Even though he is best remembered for only two short stories—“Rip Van Winkle” and “The Legend of Sleepy Hollow”—Washington Irving almost singlehandedly put the “American” in American literature. By making a careful study of his own neighbors—common people of mostly Dutch descent, living in farming hamlets along the Hudson River or down in the new borough of Manhattan—Irving turned the denizens of our new nation into literary types, familiar people with distinctly American characteristics. He was fascinated by the Revolutionary War, which was still a recent memory, and by the widening rift—an ocean, you might say—between the cultures of England and America. With his stories, essays, and literary “sketches,” Irving reached into a richly imagined, hyper-local American past, and created the first stirrings of our national mythology.
More than a century later, Tolkien did the same for Britain, weaving Norse and Germanic myths into a distinctly British tapestry. Both Irving and Tolkien had a particular vision of their nation’s character, and they used old-seeming stories to grandfather them in. Embedding these visions in an imagined past allowed the stories to become part of the nation’s shared memory. In her introduction to the new edition of The Legend of Sleepy Hollow and Other Stories, Elizabeth L. Bradley makes a convincing case that without Washington Irving, we would not have Hawthorne, Melville, Poe, Whitman, Twain, or Thurber. We would not have the Hudson River School of painters or the New York Knicks. We would not understand Harry Potter, Planet of the Apes, or The Daily Show with Jon Stewart in quite the same way.

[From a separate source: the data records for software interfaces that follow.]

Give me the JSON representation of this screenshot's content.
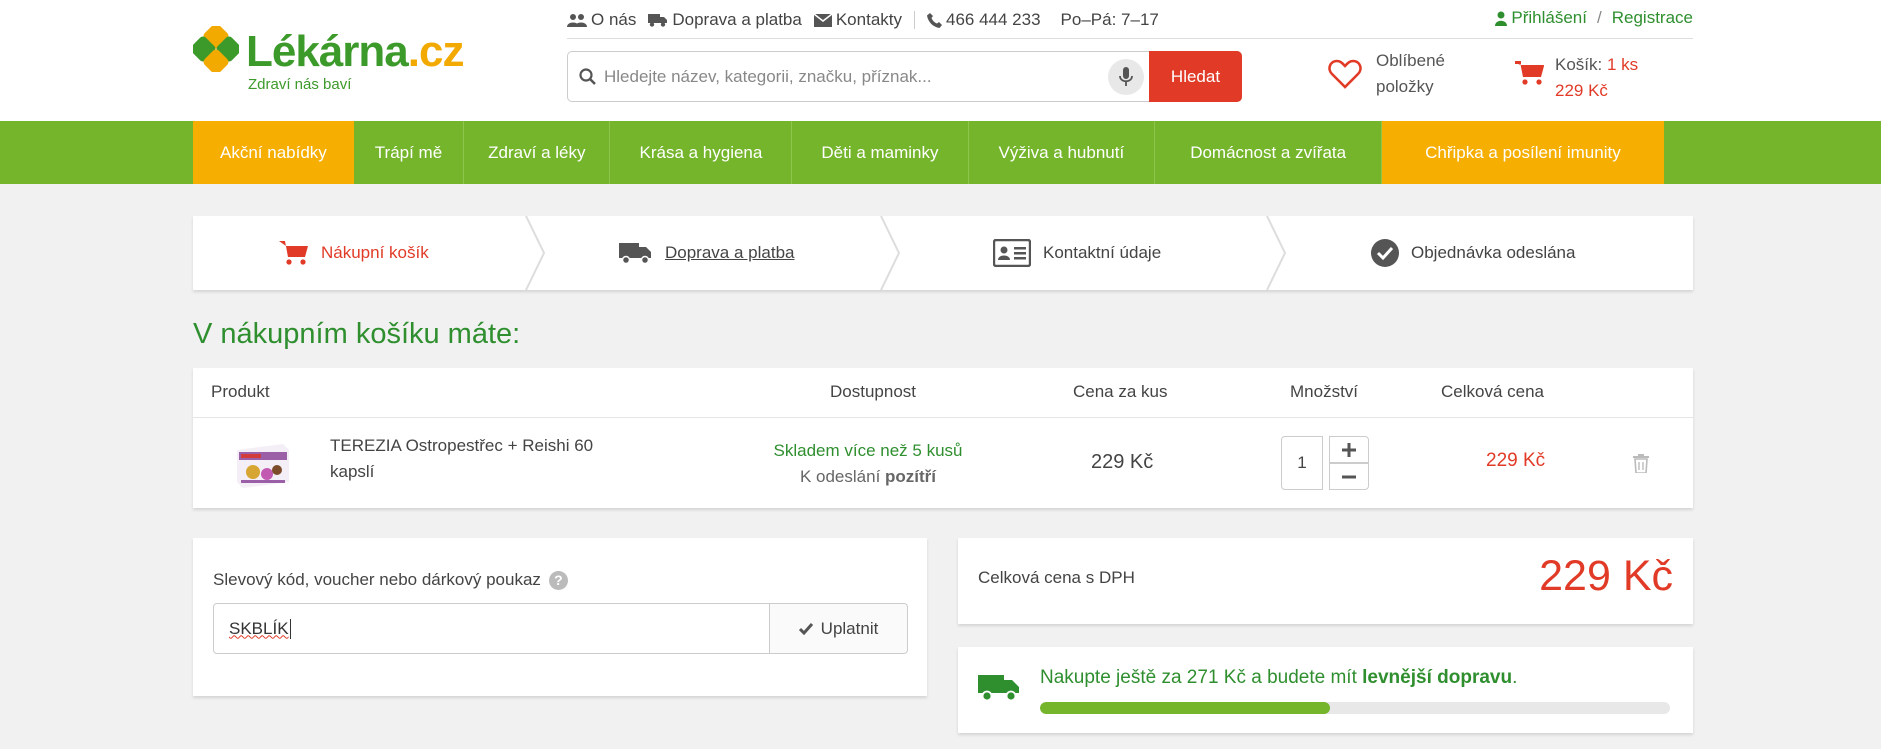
{
  "logo": {
    "brand": "Lékárna",
    "tld": ".cz",
    "tagline": "Zdraví nás baví"
  },
  "topinfo": {
    "about": "O nás",
    "shipping": "Doprava a platba",
    "contacts": "Kontakty",
    "phone": "466 444 233",
    "hours": "Po–Pá: 7–17"
  },
  "account": {
    "login": "Přihlášení",
    "separator": "/",
    "register": "Registrace"
  },
  "search": {
    "placeholder": "Hledejte název, kategorii, značku, příznak...",
    "button": "Hledat"
  },
  "favorites": {
    "line1": "Oblíbené",
    "line2": "položky"
  },
  "cart": {
    "label": "Košík:",
    "count": "1 ks",
    "total": "229 Kč"
  },
  "nav": [
    "Akční nabídky",
    "Trápí mě",
    "Zdraví a léky",
    "Krása a hygiena",
    "Děti a maminky",
    "Výživa a hubnutí",
    "Domácnost a zvířata",
    "Chřipka a posílení imunity"
  ],
  "steps": [
    "Nákupní košík",
    "Doprava a platba",
    "Kontaktní údaje",
    "Objednávka odeslána"
  ],
  "heading": "V nákupním košíku máte:",
  "table": {
    "headers": [
      "Produkt",
      "Dostupnost",
      "Cena za kus",
      "Množství",
      "Celková cena"
    ],
    "rows": [
      {
        "name": "TEREZIA Ostropestřec + Reishi 60 kapslí",
        "stock": "Skladem více než 5 kusů",
        "dispatch_prefix": "K odeslání",
        "dispatch_day": "pozítří",
        "unit_price": "229 Kč",
        "quantity": "1",
        "total": "229 Kč"
      }
    ]
  },
  "voucher": {
    "label": "Slevový kód, voucher nebo dárkový poukaz",
    "help": "?",
    "value": "SKBLÍK",
    "button": "Uplatnit"
  },
  "summary": {
    "label": "Celková cena s DPH",
    "value": "229 Kč"
  },
  "shipping_promo": {
    "prefix": "Nakupte ještě za 271 Kč a budete mít",
    "bold": "levnější dopravu",
    "suffix": ".",
    "progress": 0.46
  },
  "colors": {
    "green": "#74b52c",
    "dark_green": "#2f8f2f",
    "orange": "#f6ae00",
    "red": "#e13b27"
  }
}
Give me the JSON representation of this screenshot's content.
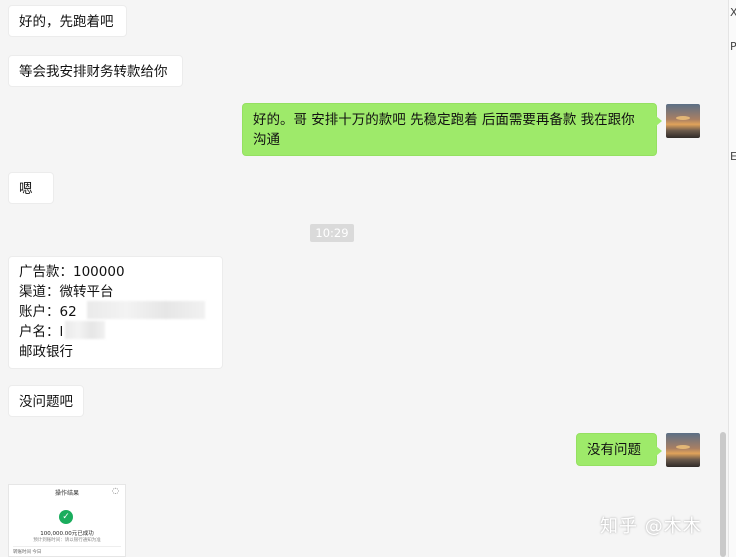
{
  "messages": {
    "m1": "好的，先跑着吧",
    "m2": "等会我安排财务转款给你",
    "m3": "好的。哥 安排十万的款吧 先稳定跑着 后面需要再备款 我在跟你沟通",
    "m4": "嗯",
    "timestamp": "10:29",
    "m5": {
      "line1": "广告款：100000",
      "line2": "渠道：微转平台",
      "line3_prefix": "账户：62",
      "line3_suffix": "51",
      "line4_prefix": "户名：",
      "line4_visible": "l",
      "line5": "邮政银行"
    },
    "m6": "没问题吧",
    "m7": "没有问题"
  },
  "thumbnail": {
    "title": "操作结果",
    "close": "◌",
    "check": "✓",
    "amount": "100,000.00元已成功",
    "sub": "预计到账时间：请以银行通知为准",
    "foot": "转账时间      今日"
  },
  "right_panel": {
    "tick1": "X",
    "tick2": "P",
    "tick3": "E"
  },
  "watermark": "知乎 @木木",
  "colors": {
    "background": "#f5f5f5",
    "incoming_bubble": "#ffffff",
    "outgoing_bubble": "#9eea6a",
    "timestamp_bg": "#dadada"
  }
}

Dave Van Ronk did not mean to write an autobiography. According to Elijah Wald—writer of the book’s epilogue, friend of the author, and guitar student during the slow denouement of Van Ronk’s musical career—Van Ronk’s book was supposed to chronicle the folk music boom in Greenwich Village in the 1950s and 1960s. The Mayor of MacDougal Street was meant as a history lesson for those interested in music, or New York City, or both. Van Ronk thought he could describe the scene’s political turmoil, auditory deconstruction, and social revolution without paying too much attention to his own influence. But his story was the one that needed to be told; his story encapsulates the time when the Village bred musicians and folk music defined a generation.
Van Ronk begins the story of the “Great Folk Scare”—a term coined by his friend Utah Phillips—with his own story of how he first discovered music. He recalls growing up in Queens in the 1950s and his deep appreciation for jazz. He distills his childhood into a string of “swells” and “trading licks” that make “boring… perfectly miserable” Queens tolerable, if not quite picturesque. He remembers taking guitar lessons from “Old Man” Jack, a local jazz aficionado, well known in the music community, who taught Van Ronk techniques he would adopt as his own. Jack also instilled in Van Ronk the ever-more-important lesson of listening.

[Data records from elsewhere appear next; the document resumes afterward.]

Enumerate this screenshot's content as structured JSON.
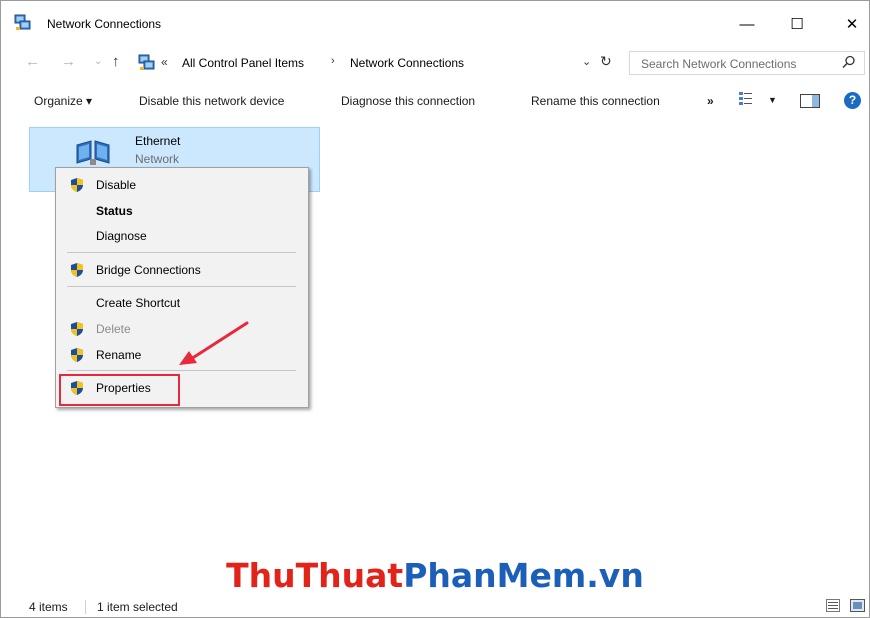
{
  "window": {
    "title": "Network Connections",
    "minimize_glyph": "—",
    "maximize_glyph": "☐",
    "close_glyph": "✕"
  },
  "address": {
    "overflow": "«",
    "crumb1": "All Control Panel Items",
    "separator": "›",
    "crumb2": "Network Connections",
    "search_placeholder": "Search Network Connections"
  },
  "toolbar": {
    "organize": "Organize ▾",
    "disable": "Disable this network device",
    "diagnose": "Diagnose this connection",
    "rename": "Rename this connection",
    "more": "»",
    "help": "?"
  },
  "item": {
    "name": "Ethernet",
    "status": "Network"
  },
  "context_menu": {
    "items": [
      {
        "label": "Disable",
        "shield": true,
        "bold": false,
        "disabled": false
      },
      {
        "label": "Status",
        "shield": false,
        "bold": true,
        "disabled": false
      },
      {
        "label": "Diagnose",
        "shield": false,
        "bold": false,
        "disabled": false
      },
      {
        "label": "Bridge Connections",
        "shield": true,
        "bold": false,
        "disabled": false
      },
      {
        "label": "Create Shortcut",
        "shield": false,
        "bold": false,
        "disabled": false
      },
      {
        "label": "Delete",
        "shield": true,
        "bold": false,
        "disabled": true
      },
      {
        "label": "Rename",
        "shield": true,
        "bold": false,
        "disabled": false
      },
      {
        "label": "Properties",
        "shield": true,
        "bold": false,
        "disabled": false
      }
    ]
  },
  "watermark": {
    "part1": "ThuThuat",
    "part2": "PhanMem",
    "part3": ".vn"
  },
  "status": {
    "count": "4 items",
    "selected": "1 item selected"
  },
  "colors": {
    "selection_bg": "#cce8ff",
    "highlight_red": "#e8283c",
    "watermark_red": "#e2231a",
    "watermark_blue": "#1c5fb8"
  },
  "icons": {
    "title": "network-connections-icon",
    "back": "arrow-left-icon",
    "forward": "arrow-right-icon",
    "up": "arrow-up-icon",
    "refresh": "refresh-icon",
    "search": "search-icon",
    "shield": "uac-shield-icon",
    "ethernet": "ethernet-adapter-icon"
  }
}
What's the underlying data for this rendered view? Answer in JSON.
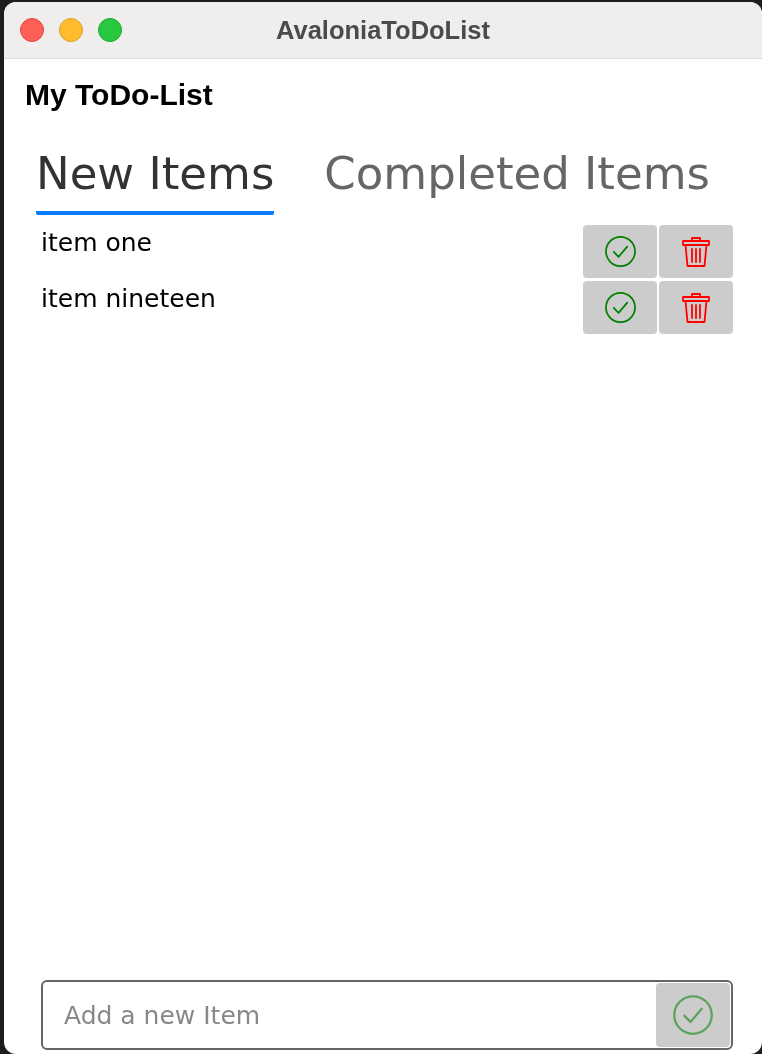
{
  "window": {
    "title": "AvaloniaToDoList"
  },
  "heading": "My ToDo-List",
  "tabs": [
    {
      "label": "New Items",
      "selected": true
    },
    {
      "label": "Completed Items",
      "selected": false
    }
  ],
  "items": [
    {
      "text": "item one"
    },
    {
      "text": "item nineteen"
    }
  ],
  "new_item": {
    "placeholder": "Add a new Item",
    "submit_disabled": true
  }
}
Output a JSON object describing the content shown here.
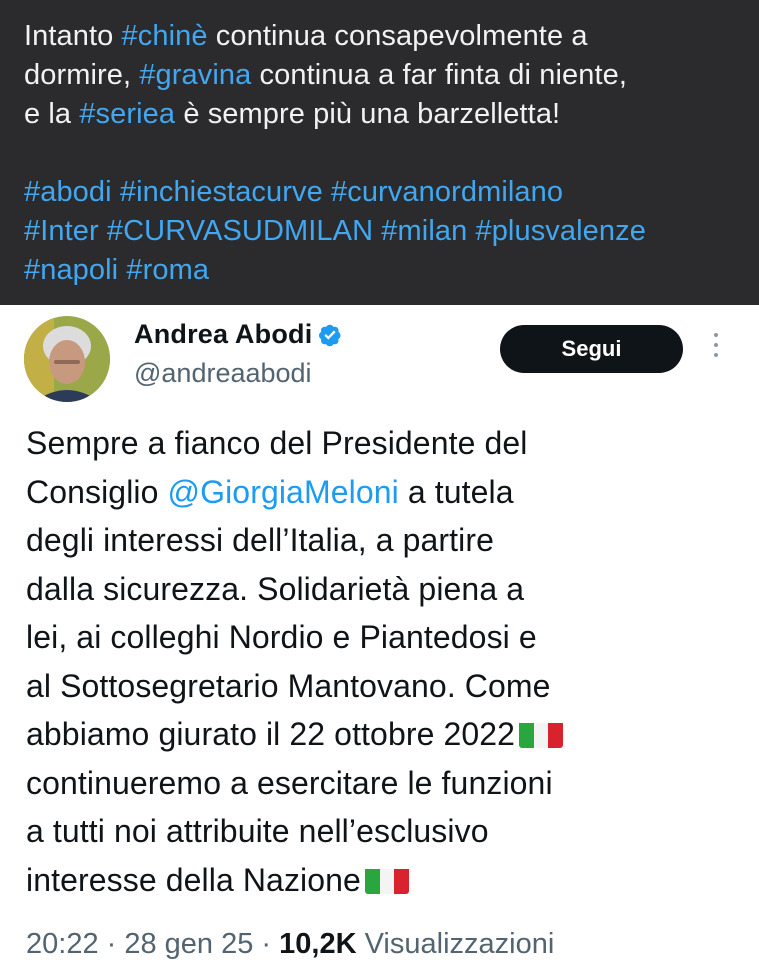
{
  "dark_post": {
    "line1": {
      "pre": "Intanto ",
      "tag": "#chinè",
      "post": " continua consapevolmente a"
    },
    "line2": {
      "pre": "dormire, ",
      "tag": "#gravina",
      "post": " continua a far finta di niente,"
    },
    "line3": {
      "pre": "e la ",
      "tag": "#seriea",
      "post": " è sempre più una barzelletta!"
    },
    "hashtags_line1": "#abodi #inchiestacurve #curvanordmilano",
    "hashtags_line2": "#Inter #CURVASUDMILAN #milan #plusvalenze",
    "hashtags_line3": "#napoli #roma"
  },
  "tweet": {
    "author_name": "Andrea Abodi",
    "author_handle": "@andreaabodi",
    "follow_label": "Segui",
    "body_lines": {
      "l1": "Sempre a fianco del Presidente del",
      "l2_pre": "Consiglio ",
      "l2_mention": "@GiorgiaMeloni",
      "l2_post": " a tutela",
      "l3": "degli interessi dell’Italia, a partire",
      "l4": "dalla sicurezza. Solidarietà piena a",
      "l5": "lei, ai colleghi Nordio e Piantedosi e",
      "l6": "al Sottosegretario Mantovano. Come",
      "l7": "abbiamo giurato il 22 ottobre 2022",
      "l8": "continueremo a esercitare le funzioni",
      "l9": "a tutti noi attribuite nell’esclusivo",
      "l10": "interesse della Nazione"
    },
    "time": "20:22",
    "separator": " · ",
    "date": "28 gen 25",
    "views_count": "10,2K",
    "views_label": " Visualizzazioni",
    "icons": {
      "verified": "verified-badge-icon",
      "more": "more-vertical-icon",
      "flag": "italy-flag-emoji"
    },
    "colors": {
      "link": "#1d9bf0",
      "dark_bg": "#2b2b2d",
      "hashtag_dark": "#41a7f0",
      "button_bg": "#0f1419"
    }
  }
}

The trailer for Paul Thomas Anderson’s adaptation of Thomas Pynchon’s Inherent Vice is here. Been looking forward to this one for a long time.
Inherent Vice was “the Pynchon book I was the least interested in reading, and the one I flat out enjoyed the most.” It also strikes me as the most film-adaptable of his novels, especially at the hands of Anderson, who also did There Will Be Blood, Magnolia, Boogie Nights, and one of my personal favorites, Punch Drunk Love.
You can read more about his love of Pynchon and work on Inherent Vice in a recent New York Times story.